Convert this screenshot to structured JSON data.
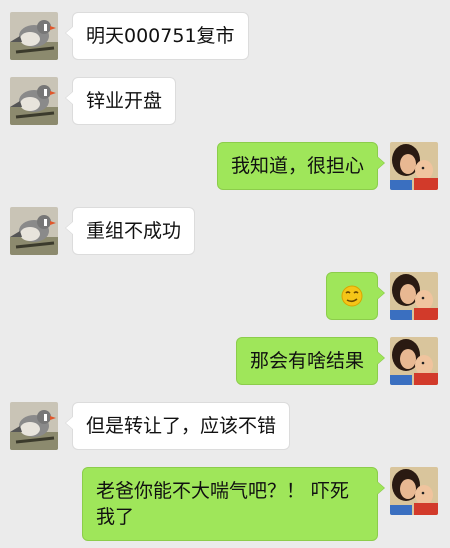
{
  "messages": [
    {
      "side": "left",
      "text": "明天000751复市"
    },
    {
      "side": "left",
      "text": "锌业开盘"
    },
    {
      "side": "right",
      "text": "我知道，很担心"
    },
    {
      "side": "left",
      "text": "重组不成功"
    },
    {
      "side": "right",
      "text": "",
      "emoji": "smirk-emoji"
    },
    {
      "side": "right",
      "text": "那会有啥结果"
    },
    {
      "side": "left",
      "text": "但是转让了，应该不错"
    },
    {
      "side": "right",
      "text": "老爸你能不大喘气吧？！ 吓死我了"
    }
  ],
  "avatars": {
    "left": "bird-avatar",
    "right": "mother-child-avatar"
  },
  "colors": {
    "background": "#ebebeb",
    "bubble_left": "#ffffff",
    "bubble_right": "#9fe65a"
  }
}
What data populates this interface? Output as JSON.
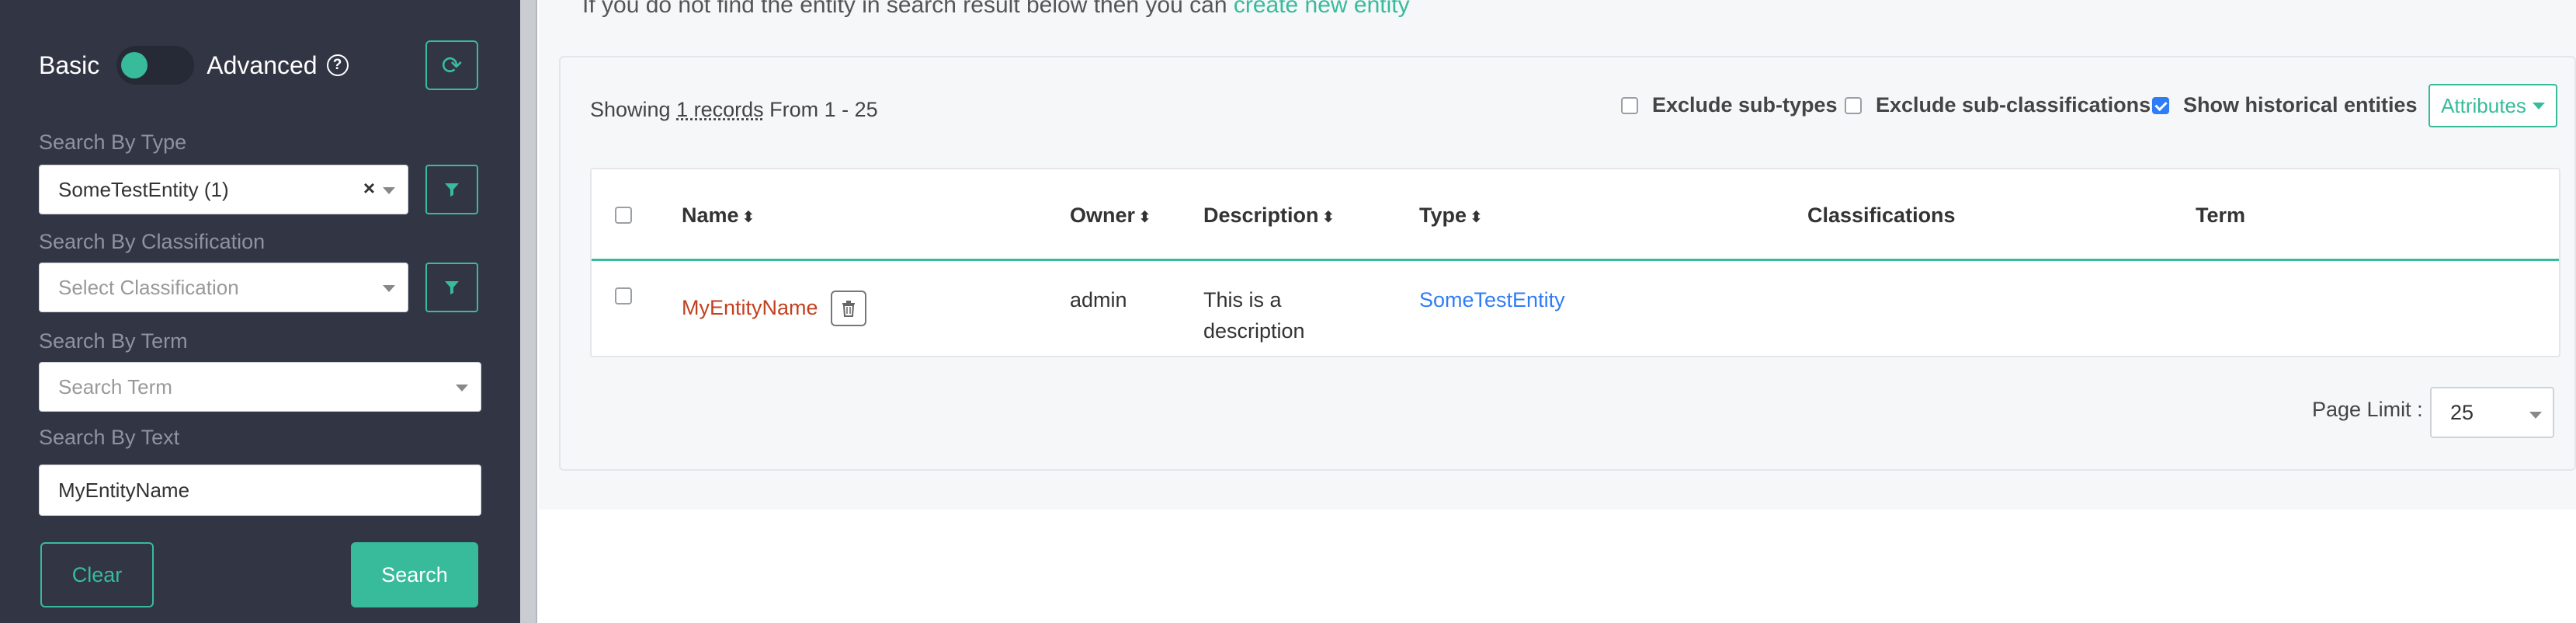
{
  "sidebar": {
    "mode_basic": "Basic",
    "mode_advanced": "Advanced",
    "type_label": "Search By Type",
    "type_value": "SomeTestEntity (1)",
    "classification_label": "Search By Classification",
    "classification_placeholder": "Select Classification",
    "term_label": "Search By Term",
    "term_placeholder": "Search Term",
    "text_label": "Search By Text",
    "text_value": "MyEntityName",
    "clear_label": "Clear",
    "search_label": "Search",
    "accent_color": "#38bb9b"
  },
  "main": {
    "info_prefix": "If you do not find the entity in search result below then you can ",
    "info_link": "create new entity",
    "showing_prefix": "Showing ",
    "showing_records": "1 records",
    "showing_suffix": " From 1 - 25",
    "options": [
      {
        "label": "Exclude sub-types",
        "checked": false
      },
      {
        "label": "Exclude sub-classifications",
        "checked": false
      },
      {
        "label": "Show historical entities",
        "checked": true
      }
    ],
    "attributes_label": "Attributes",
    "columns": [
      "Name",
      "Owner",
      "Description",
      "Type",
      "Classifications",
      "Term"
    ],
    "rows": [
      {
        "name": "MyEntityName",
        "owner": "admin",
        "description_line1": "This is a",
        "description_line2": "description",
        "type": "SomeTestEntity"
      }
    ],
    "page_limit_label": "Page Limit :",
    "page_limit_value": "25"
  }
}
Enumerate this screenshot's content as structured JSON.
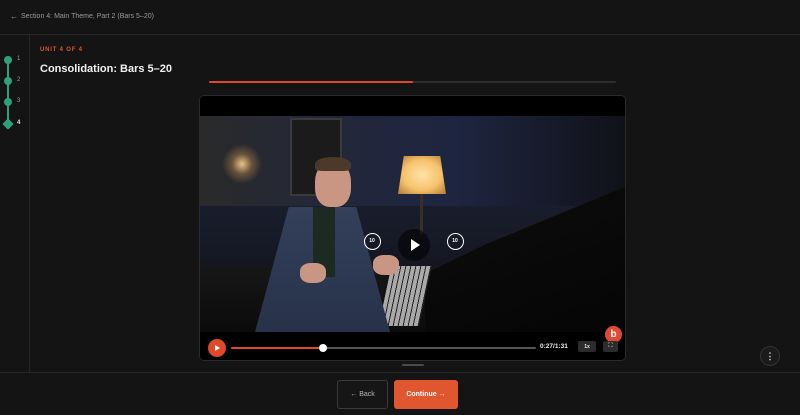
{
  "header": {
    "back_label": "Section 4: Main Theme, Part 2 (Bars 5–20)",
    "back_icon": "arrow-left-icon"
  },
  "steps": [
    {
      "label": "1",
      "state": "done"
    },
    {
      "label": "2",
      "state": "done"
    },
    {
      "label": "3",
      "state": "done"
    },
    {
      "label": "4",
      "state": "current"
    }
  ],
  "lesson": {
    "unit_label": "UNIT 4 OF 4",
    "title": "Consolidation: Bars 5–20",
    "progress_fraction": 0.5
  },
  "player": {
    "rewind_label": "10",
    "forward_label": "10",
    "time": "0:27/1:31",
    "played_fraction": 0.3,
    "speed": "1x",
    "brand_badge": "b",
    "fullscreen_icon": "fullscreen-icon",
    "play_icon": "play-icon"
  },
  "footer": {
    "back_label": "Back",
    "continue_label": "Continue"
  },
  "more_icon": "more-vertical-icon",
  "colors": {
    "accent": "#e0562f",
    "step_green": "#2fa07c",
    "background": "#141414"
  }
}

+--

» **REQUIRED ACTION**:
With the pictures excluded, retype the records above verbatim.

» **SOLUTION FOR THIS PROBLEM**:
Convert this screenshot to structured JSON data.
{
  "messages": [
    {
      "side": "left",
      "text": "明天000751复市"
    },
    {
      "side": "left",
      "text": "锌业开盘"
    },
    {
      "side": "right",
      "text": "我知道，很担心"
    },
    {
      "side": "left",
      "text": "重组不成功"
    },
    {
      "side": "right",
      "text": "",
      "emoji": "smirk-emoji"
    },
    {
      "side": "right",
      "text": "那会有啥结果"
    },
    {
      "side": "left",
      "text": "但是转让了，应该不错"
    },
    {
      "side": "right",
      "text": "老爸你能不大喘气吧？！ 吓死我了"
    }
  ],
  "avatars": {
    "left": "bird-avatar",
    "right": "mother-child-avatar"
  },
  "colors": {
    "background": "#ebebeb",
    "bubble_left": "#ffffff",
    "bubble_right": "#9fe65a"
  }
}
What data populates this interface? Output as JSON.
{
  "sidebar": {
    "mode_basic": "Basic",
    "mode_advanced": "Advanced",
    "type_label": "Search By Type",
    "type_value": "SomeTestEntity (1)",
    "classification_label": "Search By Classification",
    "classification_placeholder": "Select Classification",
    "term_label": "Search By Term",
    "term_placeholder": "Search Term",
    "text_label": "Search By Text",
    "text_value": "MyEntityName",
    "clear_label": "Clear",
    "search_label": "Search",
    "accent_color": "#38bb9b"
  },
  "main": {
    "info_prefix": "If you do not find the entity in search result below then you can ",
    "info_link": "create new entity",
    "showing_prefix": "Showing ",
    "showing_records": "1 records",
    "showing_suffix": " From 1 - 25",
    "options": [
      {
        "label": "Exclude sub-types",
        "checked": false
      },
      {
        "label": "Exclude sub-classifications",
        "checked": false
      },
      {
        "label": "Show historical entities",
        "checked": true
      }
    ],
    "attributes_label": "Attributes",
    "columns": [
      "Name",
      "Owner",
      "Description",
      "Type",
      "Classifications",
      "Term"
    ],
    "rows": [
      {
        "name": "MyEntityName",
        "owner": "admin",
        "description_line1": "This is a",
        "description_line2": "description",
        "type": "SomeTestEntity"
      }
    ],
    "page_limit_label": "Page Limit :",
    "page_limit_value": "25"
  }
}
Enumerate this screenshot's content as structured JSON.
{
  "header": {
    "back_label": "Section 4: Main Theme, Part 2 (Bars 5–20)",
    "back_icon": "arrow-left-icon"
  },
  "steps": [
    {
      "label": "1",
      "state": "done"
    },
    {
      "label": "2",
      "state": "done"
    },
    {
      "label": "3",
      "state": "done"
    },
    {
      "label": "4",
      "state": "current"
    }
  ],
  "lesson": {
    "unit_label": "UNIT 4 OF 4",
    "title": "Consolidation: Bars 5–20",
    "progress_fraction": 0.5
  },
  "player": {
    "rewind_label": "10",
    "forward_label": "10",
    "time": "0:27/1:31",
    "played_fraction": 0.3,
    "speed": "1x",
    "brand_badge": "b",
    "fullscreen_icon": "fullscreen-icon",
    "play_icon": "play-icon"
  },
  "footer": {
    "back_label": "Back",
    "continue_label": "Continue"
  },
  "more_icon": "more-vertical-icon",
  "colors": {
    "accent": "#e0562f",
    "step_green": "#2fa07c",
    "background": "#141414"
  }
}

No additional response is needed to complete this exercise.